Let’s contrast: Albert Camus was French but grew up in Algeria, his formative childhood memory is of his father’s reaction to attending an execution. He witnessed French colonialism in Algeria and the Nazi Occupation in France, and was a contemporary of Sartre. When Camus began to question Sartre’s leftist views regarding communism their friendship began to deteriorate, but Camus’s doubts about Marxism have been validated by history.  After a time as a journalist Camus devoted himself to literary pursuits, including drama, where he sought moral solutions within an indifferent universe. His death in 1960 by car accident cut short an important life.

Tao Lin = Narcissentialist. Shoplifts, eats delicious vegan food, writes about hamsters, preoccupied with self-marketing, drops names of Nobel Prize winning authors like the vile pro-Nazi Knut Hamsun, wrote a review of himself in The Stranger.

Tao Lin, born of Taiwanese parents, grew up on the East Coast of the USA, and makes his home in New York City. He writes about the dislocated confused suburban/urban dysfunctional pseudo-suffering of today’s youth, but probably has never suffered, and I’m talking the living-in-the-Sudan-suffering orbeaten-and-violated-by-your-stepfather suffering.

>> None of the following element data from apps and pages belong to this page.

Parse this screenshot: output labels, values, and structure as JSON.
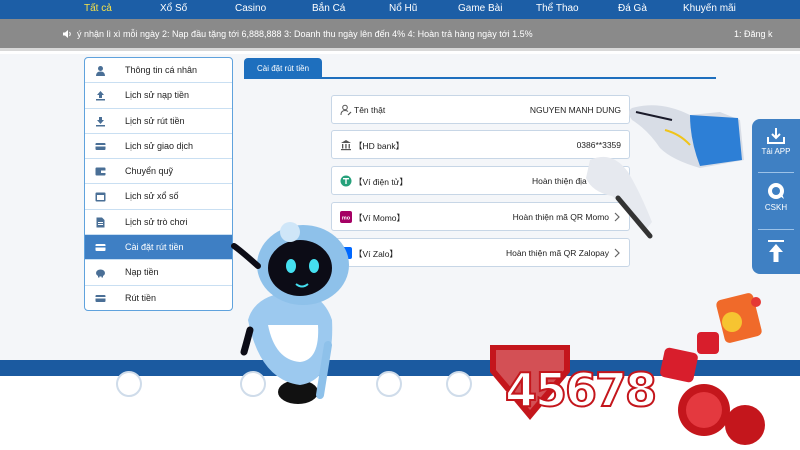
{
  "topnav": {
    "items": [
      {
        "label": "Tất cả",
        "active": true
      },
      {
        "label": "Xổ Số"
      },
      {
        "label": "Casino"
      },
      {
        "label": "Bắn Cá"
      },
      {
        "label": "Nổ Hũ"
      },
      {
        "label": "Game Bài"
      },
      {
        "label": "Thể Thao"
      },
      {
        "label": "Đá Gà"
      },
      {
        "label": "Khuyến mãi"
      }
    ]
  },
  "marquee": {
    "text": "ý nhận lì xì mỗi ngày 2: Nạp đầu tặng tới 6,888,888 3: Doanh thu ngày lên đến 4% 4: Hoàn trả hàng ngày tới 1.5%",
    "text_right": "1: Đăng k"
  },
  "side_menu": {
    "items": [
      {
        "label": "Thông tin cá nhân",
        "icon": "user-icon"
      },
      {
        "label": "Lịch sử nạp tiền",
        "icon": "upload-icon"
      },
      {
        "label": "Lịch sử rút tiền",
        "icon": "download-icon"
      },
      {
        "label": "Lịch sử giao dịch",
        "icon": "card-icon"
      },
      {
        "label": "Chuyển quỹ",
        "icon": "wallet-icon"
      },
      {
        "label": "Lịch sử xổ số",
        "icon": "calendar-icon"
      },
      {
        "label": "Lịch sử trò chơi",
        "icon": "document-icon"
      },
      {
        "label": "Cài đặt rút tiền",
        "icon": "card-icon",
        "active": true
      },
      {
        "label": "Nạp tiền",
        "icon": "piggy-bank-icon"
      },
      {
        "label": "Rút tiền",
        "icon": "card-icon"
      }
    ]
  },
  "main": {
    "tab_label": "Cài đặt rút tiền",
    "rows": [
      {
        "label": "Tên thật",
        "value": "NGUYEN MANH DUNG",
        "icon": "user-edit-icon"
      },
      {
        "label": "【HD bank】",
        "value": "0386**3359",
        "icon": "bank-icon"
      },
      {
        "label": "【Ví điện tử】",
        "value": "Hoàn thiện địa chỉ ví",
        "icon": "tether-icon",
        "chevron": true
      },
      {
        "label": "【Ví Momo】",
        "value": "Hoàn thiện mã QR Momo",
        "icon": "momo-icon",
        "chevron": true
      },
      {
        "label": "【Ví Zalo】",
        "value": "Hoàn thiện mã QR Zalopay",
        "icon": "zalo-icon",
        "chevron": true
      }
    ]
  },
  "float_panel": {
    "items": [
      {
        "label": "Tải APP",
        "icon": "download-app-icon"
      },
      {
        "label": "CSKH",
        "icon": "support-chat-icon"
      },
      {
        "label": "",
        "icon": "arrow-up-icon"
      }
    ]
  },
  "brand": {
    "logo_text": "45678"
  },
  "colors": {
    "nav_bg": "#1c5ea6",
    "active_nav": "#f6e24a",
    "menu_active": "#3e7fc4",
    "brand_red": "#c4161c"
  }
}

Though Tao Lin’s fictional alter-egos irreverently mention they may as well commit suicide…there’s no evidence that Tao will die anytime soon.

Tao Lin ain’t Camus. There’s no parallel, it’s all perpendicular. Sure, Tao Lin drops names or provides Cliffs Notes summaries of Camus and other authors such as Beckett, Bukowski, and Sartre. Though it must be pointed out, as far as I know, only Taolicophants and not Tao Lin make the comparison.

Bottom line, Richard Yates reads like two hundred pages of nothing but conjunctions, prepositions, and punctuation marks peppered with celebrity names (Tao Lin’s next book?). Tao Lin will, in the end, get what he wants, attention. Nothing wrong with that, all writers crave attention, but my taste is more grooved to a writer who displays consideration for the reader and doesn’t pander to the superficial side of his fans…in other words, a writer who is not so goringly effin’ boring.

Related:  Tao Lin: American Dork – book review at dooneyscafe.com

Tao Lin’s Richard Yates vs. the 2006 Dodge Caravan’s Owner’s Manual – at The Nervous Breakdown

Written by Caleb Powell

October 25, 2010 at 11:34 am